boeing-737-max-test-flight

A Boeing 737 Max 7 lands at Boeing Field in Seattle after a test flight to evaluate the MCAS software fix.

Paul Christian Gordon/Boeing

Are airplanes now too complicated?

On March 12, Trump tweeted that airplanes are "becoming far too complex to fly." The reality isn't quite that simple. Commercial airliners have used automated systems for decades (that's what an automatic pilot is). The Lockheed L-1011, introduced in 1972, could land itself. Most airliners flying today also are "fly-by-wire," meaning that a pilot's commands are carried as electronic signals (rather than over hydraulic lines) to an aircraft's control services. Flight computers also continually stabilize an aircraft during flight without input from the flight crew. Boeing and Airbus have different philosophies for this interaction, but explaining those could take a book.

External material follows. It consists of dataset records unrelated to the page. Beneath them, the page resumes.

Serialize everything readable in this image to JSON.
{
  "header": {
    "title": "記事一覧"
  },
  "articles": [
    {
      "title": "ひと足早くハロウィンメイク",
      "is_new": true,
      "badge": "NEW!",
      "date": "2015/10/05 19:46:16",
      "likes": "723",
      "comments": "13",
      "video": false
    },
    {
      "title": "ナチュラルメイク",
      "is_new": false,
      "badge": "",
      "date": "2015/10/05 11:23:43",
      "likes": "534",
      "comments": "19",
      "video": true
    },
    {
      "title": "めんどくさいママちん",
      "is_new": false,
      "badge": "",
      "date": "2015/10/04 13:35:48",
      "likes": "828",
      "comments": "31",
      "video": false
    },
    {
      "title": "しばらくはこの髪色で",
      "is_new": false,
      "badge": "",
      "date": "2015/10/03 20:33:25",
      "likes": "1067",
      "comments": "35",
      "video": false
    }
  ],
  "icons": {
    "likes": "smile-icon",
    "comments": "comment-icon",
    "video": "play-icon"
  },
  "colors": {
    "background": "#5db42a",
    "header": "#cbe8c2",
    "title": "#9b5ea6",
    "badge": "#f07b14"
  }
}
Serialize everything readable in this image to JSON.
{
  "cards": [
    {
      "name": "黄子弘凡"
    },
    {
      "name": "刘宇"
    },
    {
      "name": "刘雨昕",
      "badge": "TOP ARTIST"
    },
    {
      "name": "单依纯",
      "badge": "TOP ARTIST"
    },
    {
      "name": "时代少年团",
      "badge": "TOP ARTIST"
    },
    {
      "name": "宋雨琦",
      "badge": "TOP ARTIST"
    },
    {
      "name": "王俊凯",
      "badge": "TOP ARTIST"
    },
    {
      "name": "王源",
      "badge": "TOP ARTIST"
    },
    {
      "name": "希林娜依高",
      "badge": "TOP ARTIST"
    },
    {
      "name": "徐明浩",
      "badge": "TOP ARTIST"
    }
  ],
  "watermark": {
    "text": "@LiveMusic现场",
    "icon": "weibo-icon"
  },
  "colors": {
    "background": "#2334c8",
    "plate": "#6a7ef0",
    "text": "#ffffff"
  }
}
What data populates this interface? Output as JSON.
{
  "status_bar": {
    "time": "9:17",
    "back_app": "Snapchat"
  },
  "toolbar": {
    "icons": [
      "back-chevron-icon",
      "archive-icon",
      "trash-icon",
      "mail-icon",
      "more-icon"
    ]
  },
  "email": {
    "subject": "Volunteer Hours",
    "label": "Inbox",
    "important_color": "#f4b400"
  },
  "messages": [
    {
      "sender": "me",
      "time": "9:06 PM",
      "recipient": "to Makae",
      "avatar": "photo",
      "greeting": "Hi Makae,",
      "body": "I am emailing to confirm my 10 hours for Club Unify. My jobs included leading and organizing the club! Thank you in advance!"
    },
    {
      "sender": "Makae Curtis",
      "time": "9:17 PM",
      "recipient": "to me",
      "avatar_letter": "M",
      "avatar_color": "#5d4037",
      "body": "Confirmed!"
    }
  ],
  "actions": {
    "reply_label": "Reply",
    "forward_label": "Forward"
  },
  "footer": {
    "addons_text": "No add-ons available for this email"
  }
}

So, the basic concept of MCAS is nothing new. But crews need to be properly trained to use automated systems, recognize when they may be at fault, and override them if necessary. As the initial reports have indicated, a lack of training about MCAS may have contributed to the Max 8 crashes. Airline pilots are thoroughly trained to fly an aircraft under extraordinary circumstances, but they need accurate information about factors like airspeed and altitude to be able to make quick decisions in an emergency.

Has a commercial aircraft been grounded before?

Yes. In the most recent example, the FAA grounded the Boeing 787 for three months in 2013 after a series of nonfatal battery fires. Before that, the FAA grounded the Douglas DC-10 for a month in 1979 after a crash near Chicago O'Hare Airport killed 271 people on board, plus two on the ground. (Outside of the Sept. 11, 2001, terrorist attacks, that remains the deadliest airplane crash on US soil.) The Chicago crash was ultimately attributed to improper maintenance. The crash of a DC-10 in 1974 in France, killing 346 people, was caused by a design flaw on a cargo hold door latch.

Outside the US, both Qantas and Singapore Airlines voluntarily grounded their Airbus A380s for a couple of days after a Qantas flight from Singapore to Sydney in 2010 had an uncontained engine failure

How important is the Max series to Boeing?

Hugely important. The market for 150- to 200-seat aircraft is fiercely competitive. Airbus, Boeing's perennial archrival, sells the similarly sized A320neo and China is seeking customers for its new Comac C919. As of Feb. 28, the company has more than 5,000 firm 737 Max orders. Boeing says the 737 Max is the fastest-selling airplane in its history. But two crashes in five months is a troubling record for a plane that entered service barely two years ago and airlines will have to reassure passengers the planes are safe. 

As of Feb. 28, Boeing has delivered 376 Max aircraft to more than 50 airlines. Currently the three largest customers (in order) are Southwest Airlines, American Airlines and Air Canada. 

The news has touched Boeing's other aircraft, as well. As a result of the latest crash, Boeing has postponed the rollout of its 777X, which was scheduled for later this month.

Originally published March 13.
Updates, March 13: Adds Trump's order and Boeing's statement about it. Also deleted a question about how you know if you're booked on a 737 Max 8; March 14: Includes questions about what it'll take for the Max to fly again and on Trump's comments about automated aircraft; March 19: Adds questions about whether the crashes are similar and about the FAA facing new scrutiny; March 22: Includes information about Garuda Indonesia canceling its order for the 737 Max, adds info on the warning light, includes information on earlier release date for software fix; April 4: Adds a question about other findings from the Ethiopian crash. May 7: Adds information from Boeing's annual shareholders meeting and a question about whether pilots would have known about the faulty sensors. May 17: Adds Boeing statement on completion of software fix.